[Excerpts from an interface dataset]

........

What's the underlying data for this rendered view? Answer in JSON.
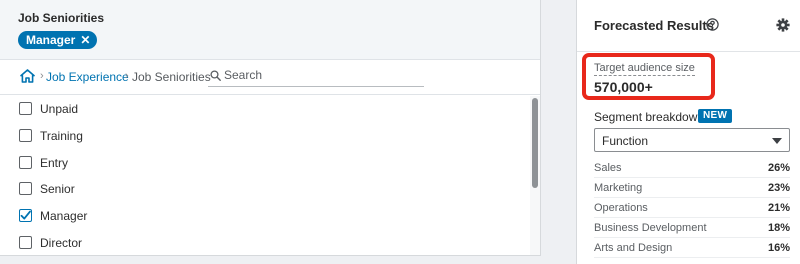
{
  "seniority": {
    "title": "Job Seniorities",
    "selected_pill": "Manager",
    "pill_remove": "✕"
  },
  "breadcrumb": {
    "separator": "›",
    "items": [
      "Job Experience",
      "Job Seniorities"
    ]
  },
  "search": {
    "value": "",
    "placeholder": "Search"
  },
  "options": [
    {
      "label": "Unpaid",
      "checked": false
    },
    {
      "label": "Training",
      "checked": false
    },
    {
      "label": "Entry",
      "checked": false
    },
    {
      "label": "Senior",
      "checked": false
    },
    {
      "label": "Manager",
      "checked": true
    },
    {
      "label": "Director",
      "checked": false
    }
  ],
  "forecast": {
    "title": "Forecasted Results",
    "audience_label": "Target audience size",
    "audience_value": "570,000+",
    "segment_label": "Segment breakdown",
    "new_badge": "NEW",
    "dropdown_value": "Function",
    "breakdown": [
      {
        "name": "Sales",
        "pct": "26%"
      },
      {
        "name": "Marketing",
        "pct": "23%"
      },
      {
        "name": "Operations",
        "pct": "21%"
      },
      {
        "name": "Business Development",
        "pct": "18%"
      },
      {
        "name": "Arts and Design",
        "pct": "16%"
      }
    ]
  },
  "colors": {
    "accent": "#0073b1",
    "highlight": "#e8281b",
    "panel_header_bg": "#f3f6f8",
    "page_bg": "#eef0f3"
  },
  "icons": {
    "home": "home-icon",
    "search": "search-icon",
    "help": "help-circle-icon",
    "settings": "gear-icon",
    "dropdown": "chevron-down-icon",
    "check": "checkmark-icon"
  }
}
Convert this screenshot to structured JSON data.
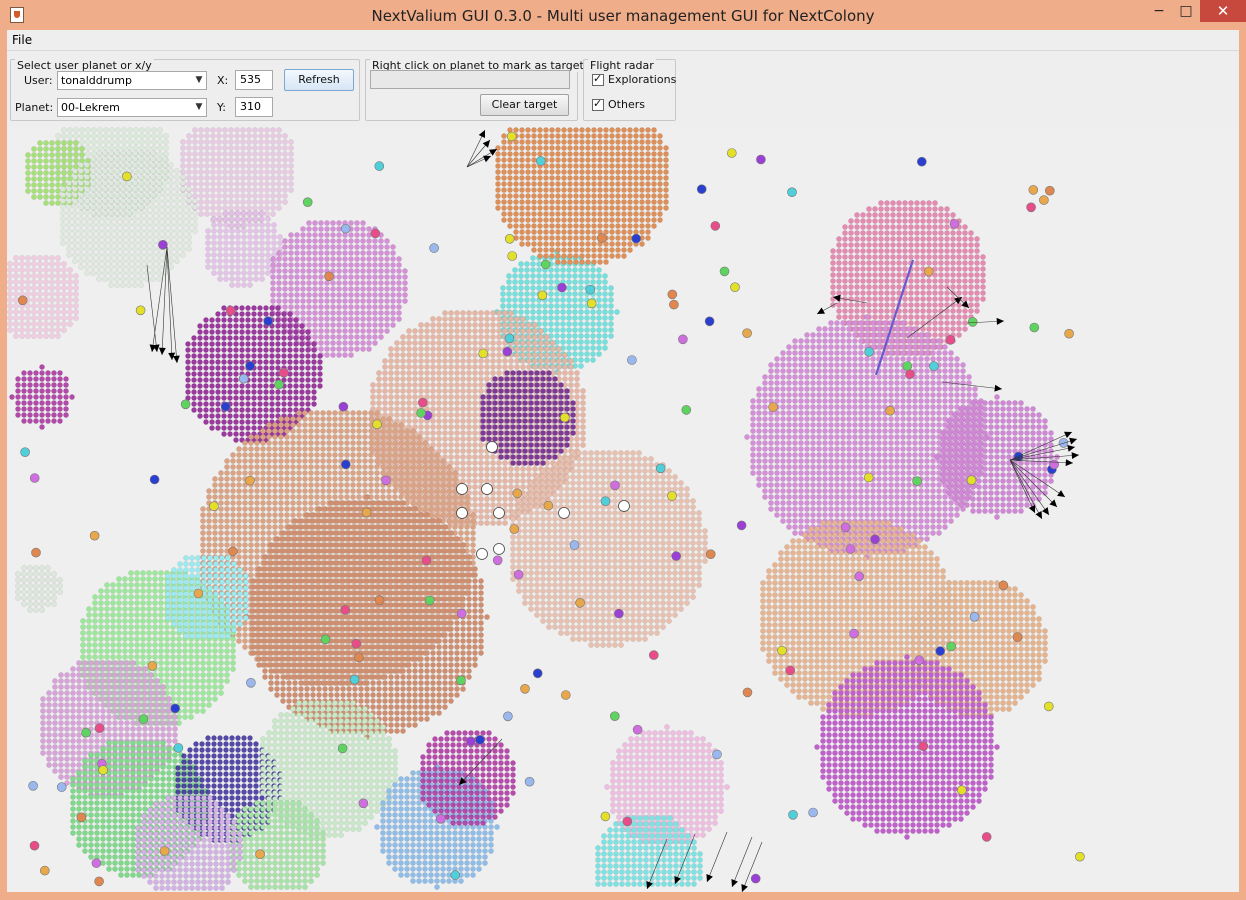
{
  "window": {
    "title": "NextValium GUI 0.3.0 - Multi user management GUI for NextColony",
    "controls": {
      "minimize": "−",
      "maximize": "□",
      "close": "✕"
    }
  },
  "menubar": {
    "file": "File"
  },
  "user_panel": {
    "title": "Select user planet or x/y",
    "user_label": "User:",
    "user_value": "tonalddrump",
    "planet_label": "Planet:",
    "planet_value": "00-Lekrem",
    "x_label": "X:",
    "x_value": "535",
    "y_label": "Y:",
    "y_value": "310",
    "refresh_label": "Refresh"
  },
  "target_panel": {
    "title": "Right click on planet to mark as target",
    "target_value": "",
    "clear_label": "Clear target"
  },
  "radar_panel": {
    "title": "Flight radar",
    "explorations_label": "Explorations",
    "explorations_checked": true,
    "others_label": "Others",
    "others_checked": true
  },
  "map": {
    "description_icon": "galaxy-map",
    "colors": {
      "background": "#efefef",
      "fleet_line": "#6a5acd",
      "arrow": "#000000",
      "own_planet": "#ffffff"
    }
  }
}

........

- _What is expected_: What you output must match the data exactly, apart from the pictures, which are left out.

- _Answer to the exercise_:
What's the underlying data for this rendered view? Answer in JSON.
{
  "seniority": {
    "title": "Job Seniorities",
    "selected_pill": "Manager",
    "pill_remove": "✕"
  },
  "breadcrumb": {
    "separator": "›",
    "items": [
      "Job Experience",
      "Job Seniorities"
    ]
  },
  "search": {
    "value": "",
    "placeholder": "Search"
  },
  "options": [
    {
      "label": "Unpaid",
      "checked": false
    },
    {
      "label": "Training",
      "checked": false
    },
    {
      "label": "Entry",
      "checked": false
    },
    {
      "label": "Senior",
      "checked": false
    },
    {
      "label": "Manager",
      "checked": true
    },
    {
      "label": "Director",
      "checked": false
    }
  ],
  "forecast": {
    "title": "Forecasted Results",
    "audience_label": "Target audience size",
    "audience_value": "570,000+",
    "segment_label": "Segment breakdown",
    "new_badge": "NEW",
    "dropdown_value": "Function",
    "breakdown": [
      {
        "name": "Sales",
        "pct": "26%"
      },
      {
        "name": "Marketing",
        "pct": "23%"
      },
      {
        "name": "Operations",
        "pct": "21%"
      },
      {
        "name": "Business Development",
        "pct": "18%"
      },
      {
        "name": "Arts and Design",
        "pct": "16%"
      }
    ]
  },
  "colors": {
    "accent": "#0073b1",
    "highlight": "#e8281b",
    "panel_header_bg": "#f3f6f8",
    "page_bg": "#eef0f3"
  },
  "icons": {
    "home": "home-icon",
    "search": "search-icon",
    "help": "help-circle-icon",
    "settings": "gear-icon",
    "dropdown": "chevron-down-icon",
    "check": "checkmark-icon"
  }
}
Convert this screenshot to structured JSON data.
{
  "window": {
    "title": "NextValium GUI 0.3.0 - Multi user management GUI for NextColony",
    "controls": {
      "minimize": "−",
      "maximize": "□",
      "close": "✕"
    }
  },
  "menubar": {
    "file": "File"
  },
  "user_panel": {
    "title": "Select user planet or x/y",
    "user_label": "User:",
    "user_value": "tonalddrump",
    "planet_label": "Planet:",
    "planet_value": "00-Lekrem",
    "x_label": "X:",
    "x_value": "535",
    "y_label": "Y:",
    "y_value": "310",
    "refresh_label": "Refresh"
  },
  "target_panel": {
    "title": "Right click on planet to mark as target",
    "target_value": "",
    "clear_label": "Clear target"
  },
  "radar_panel": {
    "title": "Flight radar",
    "explorations_label": "Explorations",
    "explorations_checked": true,
    "others_label": "Others",
    "others_checked": true
  },
  "map": {
    "description_icon": "galaxy-map",
    "colors": {
      "background": "#efefef",
      "fleet_line": "#6a5acd",
      "arrow": "#000000",
      "own_planet": "#ffffff"
    }
  }
}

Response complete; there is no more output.